SOLUTION: Windows Update cannot currently check for updates, because the service is not running.

A common problem following the replacement of a hard drive (or other low-level storage-related change, such as a storage driver or interface change) is a broken Windows Update.  I’ve been seeing this more and more frequently, in fact, on Windows 7 machines after performing drive recoveries and installing a new drive.

The exact message is:

Windows Update cannot currently check for updates, because the service is not running.  You may need to restart your computer.

While lots of solutions are offered across the internet for this problem, ultimately, it’s actually relatively simple: the storage driver is frequently to blame.  Specifically, the Intel storage driver (generally iaStor.sys), which comes as a part of the Intel Matrix Storage Manager package (renamed to Intel Rapid Storage Technology on later versions of Windows).

It’s been documented in other places as well that this is in fact the root of the problem.

Problem is, there are different versions of the Intel Matrix Storage Manager for each manufacturer — so it isn’t always possible to simply download the latest version directly from Intel and install it.

The HP version of that driver is listed above, and it will indeed work for many systems in question.  For other manufacturers, it’s best to search for the driver manually and download it directly from the PC manufacturer’s web site.  You can use search terms such as:

intel rapid storage technology driver ich10r vista 32-bit

To locate a suitable version for your particular situation.

If this still does not correct your issue, you may need to follow up the driver upgrade with a reset of the Windows Update repository:

  1. Open an elevated Command Prompt (Run as Administrator).
  2. Type the following commands (pressing ENTER after each one):
    1. net stop wuauserv
    2. net stop bits
  3. Open a Windows Explorer window and navigate to %WINDIR% (e.g., normally C:\Windows).
  4. Rename SoftwareDistribution to SoftwareDistribution.old.
  5. Return to the elevated Command Prompt and type these commands:
    1. net start wuauserv
    2. net start bits

This procedure has corrected the problem on all of the PCs where I’ve encountered it thus far.

TDL4 removal leads to Windows 7 64-bit stop error on boot

I’m proud to say that it’s been literally two years since I’ve reformatted a PC due to malware, and I’ve disinfected many hundreds in that time period. But yesterday, I encountered a PC infected with TDL4 (which I’ve dealt with many times), however this one was a Windows 7 64-bit machine. Following removal of the rootkit offline via TDSSKiller in WinPE (set to scan Boot Sectors only), the PC began crashing on every boot, even when Safe Mode was attempted. The typical invasive offline procedures I use to rectify these issues — such as the disabling of nearly all third-party filesystem and NDIS filter drivers — did nothing to correct the issue. Restoring a previous System Restore point and even manually restoring the registry hives from the RegBack folder also accomplished nothing.

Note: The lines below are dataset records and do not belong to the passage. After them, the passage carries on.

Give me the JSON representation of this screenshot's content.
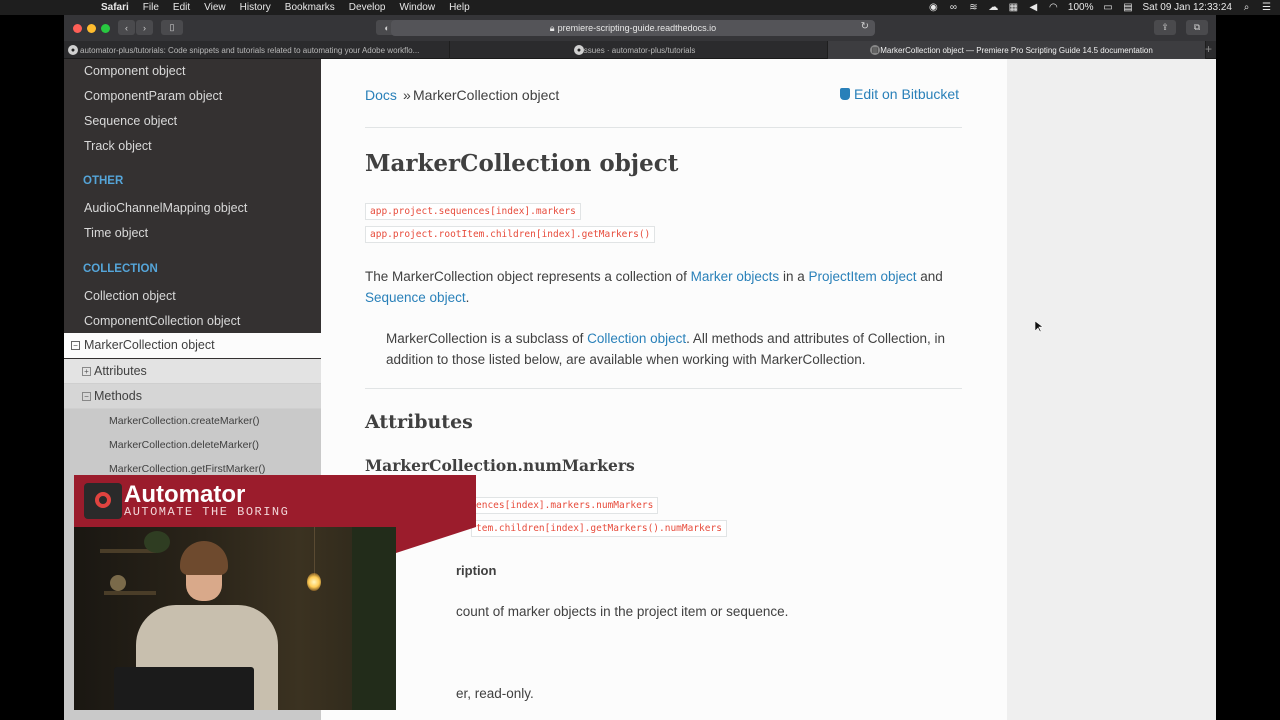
{
  "menubar": {
    "app": "Safari",
    "menus": [
      "File",
      "Edit",
      "View",
      "History",
      "Bookmarks",
      "Develop",
      "Window",
      "Help"
    ],
    "battery": "100%",
    "clock": "Sat 09 Jan  12:33:24"
  },
  "browser": {
    "url": "premiere-scripting-guide.readthedocs.io",
    "tabs": [
      {
        "title": "automator-plus/tutorials: Code snippets and tutorials related to automating your Adobe workflo..."
      },
      {
        "title": "Issues · automator-plus/tutorials"
      },
      {
        "title": "MarkerCollection object — Premiere Pro Scripting Guide 14.5 documentation"
      }
    ]
  },
  "sidebar": {
    "links_top": [
      "Component object",
      "ComponentParam object",
      "Sequence object",
      "Track object"
    ],
    "caption_other": "OTHER",
    "links_other": [
      "AudioChannelMapping object",
      "Time object"
    ],
    "caption_collection": "COLLECTION",
    "links_collection": [
      "Collection object",
      "ComponentCollection object"
    ],
    "current": "MarkerCollection object",
    "sub_attributes": "Attributes",
    "sub_methods": "Methods",
    "methods": [
      "MarkerCollection.createMarker()",
      "MarkerCollection.deleteMarker()",
      "MarkerCollection.getFirstMarker()"
    ]
  },
  "doc": {
    "breadcrumb_home": "Docs",
    "breadcrumb_sep": "»",
    "breadcrumb_current": "MarkerCollection object",
    "edit_link": "Edit on Bitbucket",
    "title": "MarkerCollection object",
    "code_paths": [
      "app.project.sequences[index].markers",
      "app.project.rootItem.children[index].getMarkers()"
    ],
    "intro": {
      "t1": "The MarkerCollection object represents a collection of ",
      "l1": "Marker objects",
      "t2": " in a ",
      "l2": "ProjectItem object",
      "t3": " and ",
      "l3": "Sequence object",
      "t4": "."
    },
    "note": {
      "t1": "MarkerCollection is a subclass of ",
      "l1": "Collection object",
      "t2": ". All methods and attributes of Collection, in addition to those listed below, are available when working with MarkerCollection."
    },
    "attributes_heading": "Attributes",
    "attr_name": "MarkerCollection.numMarkers",
    "attr_code_1": "ences[index].markers.numMarkers",
    "attr_code_2": "tem.children[index].getMarkers().numMarkers",
    "description_label": "ription",
    "description_text": "count of marker objects in the project item or sequence.",
    "type_text": "er, read-only."
  },
  "overlay": {
    "brand": "Automator",
    "tagline": "AUTOMATE THE BORING"
  }
}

Finally, I decided to backup/restore the BCD. To do this, I used a Windows 7 recovery disc (in my case, ERD/MS DART) and opened a command prompt. From there, I (mostly) just followed the Microsoft guidelines for restoring a corrupted BCD:

bcdedit /export C:\BCD_Backup
attrib -s -h c:\boot\bcd
ren c:\boot\bcd bcd.old
bootrec /fixmbr
C:\boot\bootsect.exe /nt60 all /force
bootrec /RebuildBcd
bootrec /FixBoot

(Note that C: must be replaced with the relevant Windows drive.)

This corrected the issue on this PC. I hope this helps someone in the future!